Netskope threat research identifies next gen phishing tactics

SANTA CLARA, Calif. – Netskope, the SASE computer security platform provider has released their new threat research which reveals the top sources of phishing attacks and cloud vulnerabilities.

Threats this go around are led by fake login page referrals, fake third-party cloud apps and more as detailed in the Netskope Cloud and Threat Report: Phishing. These threats mimic legitimate apps in order gain access to unsuspecting users’ information.

“Although email is still a primary mechanism for delivering phishing links to fake login pages to capture usernames, passwords, MFA codes and more, the report reveals that users are more frequently clicking phishing links arriving through other channels, including personal websites and blogs, social media, and search engine results,” Netskope wrote. “The report also details the rise in fake third-party cloud apps designed to trick users into authorizing access to their cloud data and resources.”

Email has been the traditional delivery method for phishing attempts however Netskope’s report notes that webmail made up 11% of attempts recorded as opposed to personal sites and blogs which were responsible for 26% of referrals to phishing content. That’s extrapolated from roughly 8 out of every 1000 enterprise users who clicked on phishing links or accessed phishing content during Q3 2022.

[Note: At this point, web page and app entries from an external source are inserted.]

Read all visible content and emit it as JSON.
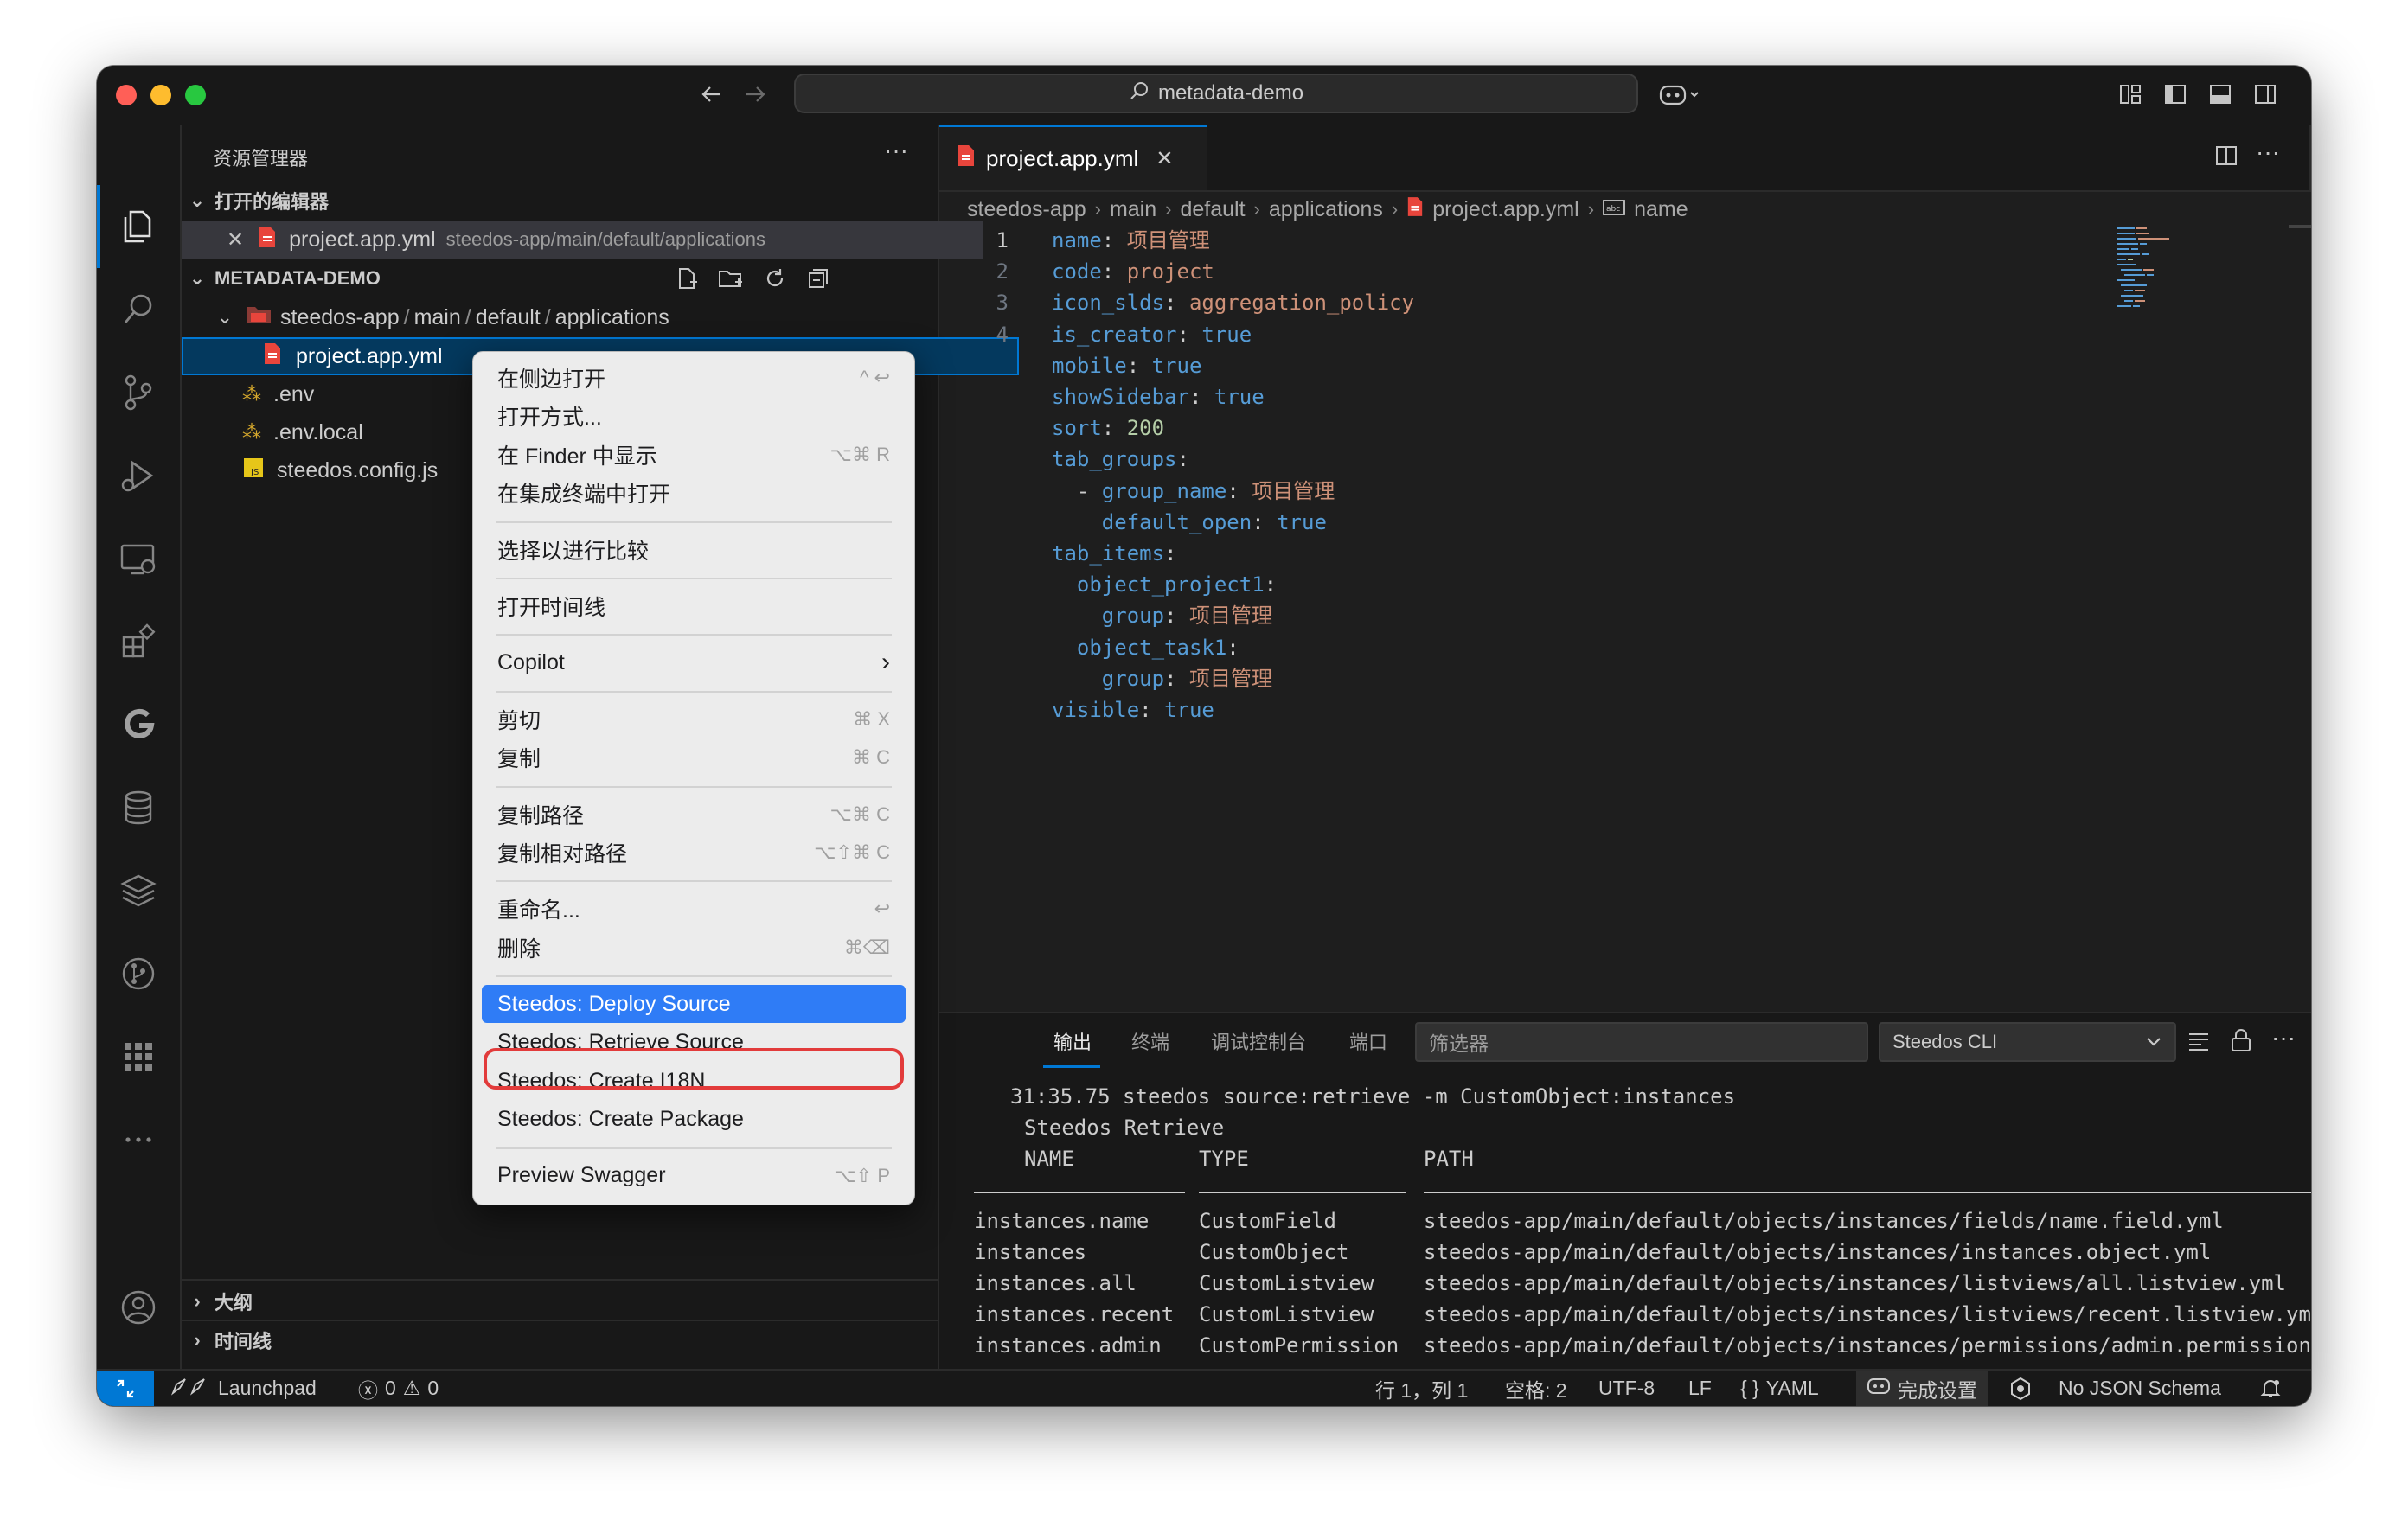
{
  "window": {
    "search_text": "metadata-demo"
  },
  "sidebar": {
    "title": "资源管理器",
    "more": "···",
    "open_editors": {
      "header": "打开的编辑器",
      "items": [
        {
          "name": "project.app.yml",
          "path": "steedos-app/main/default/applications"
        }
      ]
    },
    "workspace": {
      "header": "METADATA-DEMO",
      "folder": [
        "steedos-app",
        "main",
        "default",
        "applications"
      ],
      "files": [
        {
          "name": "project.app.yml",
          "icon": "yaml-file-icon"
        },
        {
          "name": ".env",
          "icon": "env-file-icon"
        },
        {
          "name": ".env.local",
          "icon": "env-file-icon"
        },
        {
          "name": "steedos.config.js",
          "icon": "js-file-icon"
        }
      ]
    },
    "outline": "大纲",
    "timeline": "时间线"
  },
  "editor": {
    "tab_label": "project.app.yml",
    "breadcrumb": [
      "steedos-app",
      "main",
      "default",
      "applications",
      "project.app.yml",
      "name"
    ],
    "lines": [
      {
        "num": "1",
        "indent": "",
        "dash": "",
        "key": "name",
        "value": "项目管理",
        "type": "str"
      },
      {
        "num": "2",
        "indent": "",
        "dash": "",
        "key": "code",
        "value": "project",
        "type": "str"
      },
      {
        "num": "3",
        "indent": "",
        "dash": "",
        "key": "icon_slds",
        "value": "aggregation_policy",
        "type": "str"
      },
      {
        "num": "4",
        "indent": "",
        "dash": "",
        "key": "is_creator",
        "value": "true",
        "type": "bool"
      },
      {
        "num": "",
        "indent": "",
        "dash": "",
        "key": "mobile",
        "value": "true",
        "type": "bool"
      },
      {
        "num": "",
        "indent": "",
        "dash": "",
        "key": "showSidebar",
        "value": "true",
        "type": "bool"
      },
      {
        "num": "",
        "indent": "",
        "dash": "",
        "key": "sort",
        "value": "200",
        "type": "num"
      },
      {
        "num": "",
        "indent": "",
        "dash": "",
        "key": "tab_groups",
        "value": "",
        "type": "none"
      },
      {
        "num": "",
        "indent": "  ",
        "dash": "- ",
        "key": "group_name",
        "value": "项目管理",
        "type": "str"
      },
      {
        "num": "",
        "indent": "    ",
        "dash": "",
        "key": "default_open",
        "value": "true",
        "type": "bool"
      },
      {
        "num": "",
        "indent": "",
        "dash": "",
        "key": "tab_items",
        "value": "",
        "type": "none"
      },
      {
        "num": "",
        "indent": "  ",
        "dash": "",
        "key": "object_project1",
        "value": "",
        "type": "none"
      },
      {
        "num": "",
        "indent": "    ",
        "dash": "",
        "key": "group",
        "value": "项目管理",
        "type": "str"
      },
      {
        "num": "",
        "indent": "  ",
        "dash": "",
        "key": "object_task1",
        "value": "",
        "type": "none"
      },
      {
        "num": "",
        "indent": "    ",
        "dash": "",
        "key": "group",
        "value": "项目管理",
        "type": "str"
      },
      {
        "num": "",
        "indent": "",
        "dash": "",
        "key": "visible",
        "value": "true",
        "type": "bool"
      }
    ]
  },
  "context_menu": {
    "items": [
      {
        "label": "在侧边打开",
        "shortcut": "^ ↩"
      },
      {
        "label": "打开方式...",
        "shortcut": ""
      },
      {
        "label": "在 Finder 中显示",
        "shortcut": "⌥⌘ R"
      },
      {
        "label": "在集成终端中打开",
        "shortcut": ""
      },
      {
        "sep": true
      },
      {
        "label": "选择以进行比较",
        "shortcut": ""
      },
      {
        "sep": true
      },
      {
        "label": "打开时间线",
        "shortcut": ""
      },
      {
        "sep": true
      },
      {
        "label": "Copilot",
        "shortcut": "›"
      },
      {
        "sep": true
      },
      {
        "label": "剪切",
        "shortcut": "⌘ X"
      },
      {
        "label": "复制",
        "shortcut": "⌘ C"
      },
      {
        "sep": true
      },
      {
        "label": "复制路径",
        "shortcut": "⌥⌘ C"
      },
      {
        "label": "复制相对路径",
        "shortcut": "⌥⇧⌘ C"
      },
      {
        "sep": true
      },
      {
        "label": "重命名...",
        "shortcut": "↩"
      },
      {
        "label": "删除",
        "shortcut": "⌘⌫"
      },
      {
        "sep": true
      },
      {
        "label": "Steedos: Deploy Source",
        "shortcut": "",
        "highlighted": true
      },
      {
        "label": "Steedos: Retrieve Source",
        "shortcut": ""
      },
      {
        "label": "Steedos: Create I18N",
        "shortcut": ""
      },
      {
        "label": "Steedos: Create Package",
        "shortcut": ""
      },
      {
        "sep": true
      },
      {
        "label": "Preview Swagger",
        "shortcut": "⌥⇧ P"
      }
    ]
  },
  "panel": {
    "tabs": [
      "输出",
      "终端",
      "调试控制台",
      "端口"
    ],
    "active_tab": "输出",
    "filter_placeholder": "筛选器",
    "channel": "Steedos CLI",
    "output_lines": [
      "31:35.75 steedos source:retrieve -m CustomObject:instances",
      "Steedos Retrieve"
    ],
    "table": {
      "headers": [
        "NAME",
        "TYPE",
        "PATH"
      ],
      "rows": [
        [
          "instances.name",
          "CustomField",
          "steedos-app/main/default/objects/instances/fields/name.field.yml"
        ],
        [
          "instances",
          "CustomObject",
          "steedos-app/main/default/objects/instances/instances.object.yml"
        ],
        [
          "instances.all",
          "CustomListview",
          "steedos-app/main/default/objects/instances/listviews/all.listview.yml"
        ],
        [
          "instances.recent",
          "CustomListview",
          "steedos-app/main/default/objects/instances/listviews/recent.listview.yml"
        ],
        [
          "instances.admin",
          "CustomPermission",
          "steedos-app/main/default/objects/instances/permissions/admin.permission.yml"
        ]
      ]
    }
  },
  "statusbar": {
    "launchpad": "Launchpad",
    "errors": "0",
    "warnings": "0",
    "position": "行 1，列 1",
    "spaces": "空格: 2",
    "encoding": "UTF-8",
    "eol": "LF",
    "language": "YAML",
    "copilot": "完成设置",
    "schema": "No JSON Schema"
  },
  "colors": {
    "accent": "#0078d4",
    "menu_highlight": "#2f7cf6",
    "highlight_outline": "#e23b3b",
    "yaml_key": "#569cd6",
    "yaml_string": "#ce9178",
    "yaml_number": "#b5cea8"
  }
}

Search engines have also seen a rise of referrals to phishing pages due to attackers creating pages based on uncommon or obscure search terms, which sees them becoming the top link for search results. “Business employees have been trained to spot phishing messages in email and text messages, so threat actors have adjusted their methods and are luring users into clicking on phishing links in other, less expected places,” said Ray Canzanese, Threat Research Director, Netskope Threat Labs. “While we might not be thinking about the possibility of a phishing attack while surfing the internet or favorite search engine, we all must use the same level of vigilance and skepticism as we do with inbound email, and never enter credentials or sensitive information into any page after clicking a link. Always browse directly to login pages.”